PROVIDED DATA =
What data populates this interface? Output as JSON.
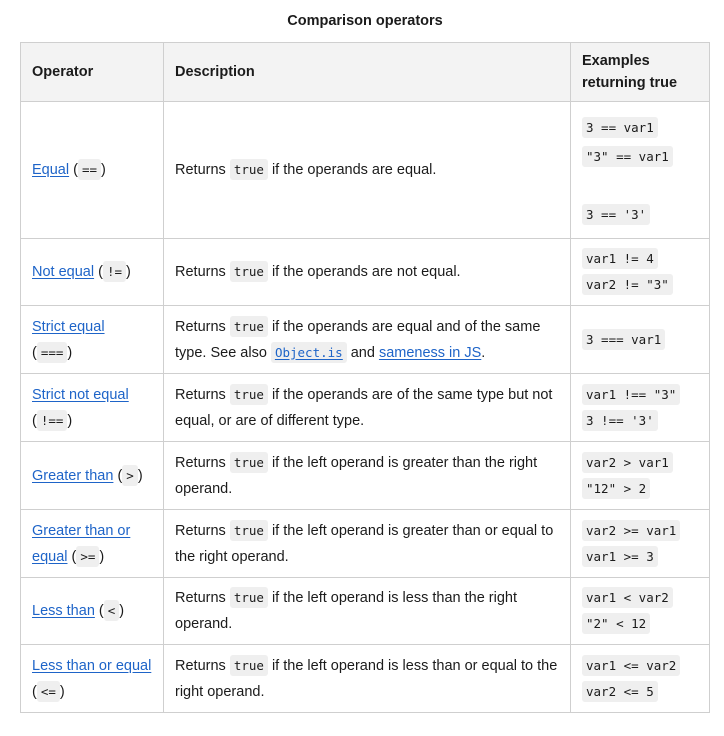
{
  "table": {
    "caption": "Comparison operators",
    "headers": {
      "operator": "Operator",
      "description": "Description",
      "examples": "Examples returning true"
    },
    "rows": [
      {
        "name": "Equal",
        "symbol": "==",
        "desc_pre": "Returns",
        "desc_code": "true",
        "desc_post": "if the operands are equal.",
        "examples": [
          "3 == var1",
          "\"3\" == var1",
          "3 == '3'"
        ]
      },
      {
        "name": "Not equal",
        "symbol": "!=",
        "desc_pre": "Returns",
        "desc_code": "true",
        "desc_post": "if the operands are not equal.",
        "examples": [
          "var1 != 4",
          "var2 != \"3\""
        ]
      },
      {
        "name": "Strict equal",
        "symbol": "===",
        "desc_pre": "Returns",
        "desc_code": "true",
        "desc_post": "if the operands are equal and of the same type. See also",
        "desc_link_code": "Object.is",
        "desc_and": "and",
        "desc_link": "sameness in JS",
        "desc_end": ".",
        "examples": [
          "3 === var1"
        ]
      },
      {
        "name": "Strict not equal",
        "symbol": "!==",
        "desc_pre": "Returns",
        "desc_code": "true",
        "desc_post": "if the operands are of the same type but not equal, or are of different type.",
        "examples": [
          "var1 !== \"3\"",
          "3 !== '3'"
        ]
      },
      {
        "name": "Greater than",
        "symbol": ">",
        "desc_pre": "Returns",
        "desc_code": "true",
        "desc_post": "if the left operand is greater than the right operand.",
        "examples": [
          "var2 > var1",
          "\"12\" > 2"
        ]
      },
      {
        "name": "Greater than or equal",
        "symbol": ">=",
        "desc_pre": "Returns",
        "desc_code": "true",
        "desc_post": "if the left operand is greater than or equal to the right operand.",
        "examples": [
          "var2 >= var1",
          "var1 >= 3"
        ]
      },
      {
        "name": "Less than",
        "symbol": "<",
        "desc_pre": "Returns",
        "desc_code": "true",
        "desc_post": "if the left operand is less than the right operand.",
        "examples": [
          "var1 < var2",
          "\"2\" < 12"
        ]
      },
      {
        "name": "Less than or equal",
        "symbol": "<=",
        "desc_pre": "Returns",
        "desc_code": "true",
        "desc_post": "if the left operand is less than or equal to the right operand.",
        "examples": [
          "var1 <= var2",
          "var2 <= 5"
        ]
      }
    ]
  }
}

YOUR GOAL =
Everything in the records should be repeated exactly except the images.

WRITTEN RESPONSE =
What data populates this interface? Output as JSON.
{
  "table": {
    "caption": "Comparison operators",
    "headers": {
      "operator": "Operator",
      "description": "Description",
      "examples": "Examples returning true"
    },
    "rows": [
      {
        "name": "Equal",
        "symbol": "==",
        "desc_pre": "Returns",
        "desc_code": "true",
        "desc_post": "if the operands are equal.",
        "examples": [
          "3 == var1",
          "\"3\" == var1",
          "3 == '3'"
        ]
      },
      {
        "name": "Not equal",
        "symbol": "!=",
        "desc_pre": "Returns",
        "desc_code": "true",
        "desc_post": "if the operands are not equal.",
        "examples": [
          "var1 != 4",
          "var2 != \"3\""
        ]
      },
      {
        "name": "Strict equal",
        "symbol": "===",
        "desc_pre": "Returns",
        "desc_code": "true",
        "desc_post": "if the operands are equal and of the same type. See also",
        "desc_link_code": "Object.is",
        "desc_and": "and",
        "desc_link": "sameness in JS",
        "desc_end": ".",
        "examples": [
          "3 === var1"
        ]
      },
      {
        "name": "Strict not equal",
        "symbol": "!==",
        "desc_pre": "Returns",
        "desc_code": "true",
        "desc_post": "if the operands are of the same type but not equal, or are of different type.",
        "examples": [
          "var1 !== \"3\"",
          "3 !== '3'"
        ]
      },
      {
        "name": "Greater than",
        "symbol": ">",
        "desc_pre": "Returns",
        "desc_code": "true",
        "desc_post": "if the left operand is greater than the right operand.",
        "examples": [
          "var2 > var1",
          "\"12\" > 2"
        ]
      },
      {
        "name": "Greater than or equal",
        "symbol": ">=",
        "desc_pre": "Returns",
        "desc_code": "true",
        "desc_post": "if the left operand is greater than or equal to the right operand.",
        "examples": [
          "var2 >= var1",
          "var1 >= 3"
        ]
      },
      {
        "name": "Less than",
        "symbol": "<",
        "desc_pre": "Returns",
        "desc_code": "true",
        "desc_post": "if the left operand is less than the right operand.",
        "examples": [
          "var1 < var2",
          "\"2\" < 12"
        ]
      },
      {
        "name": "Less than or equal",
        "symbol": "<=",
        "desc_pre": "Returns",
        "desc_code": "true",
        "desc_post": "if the left operand is less than or equal to the right operand.",
        "examples": [
          "var1 <= var2",
          "var2 <= 5"
        ]
      }
    ]
  }
}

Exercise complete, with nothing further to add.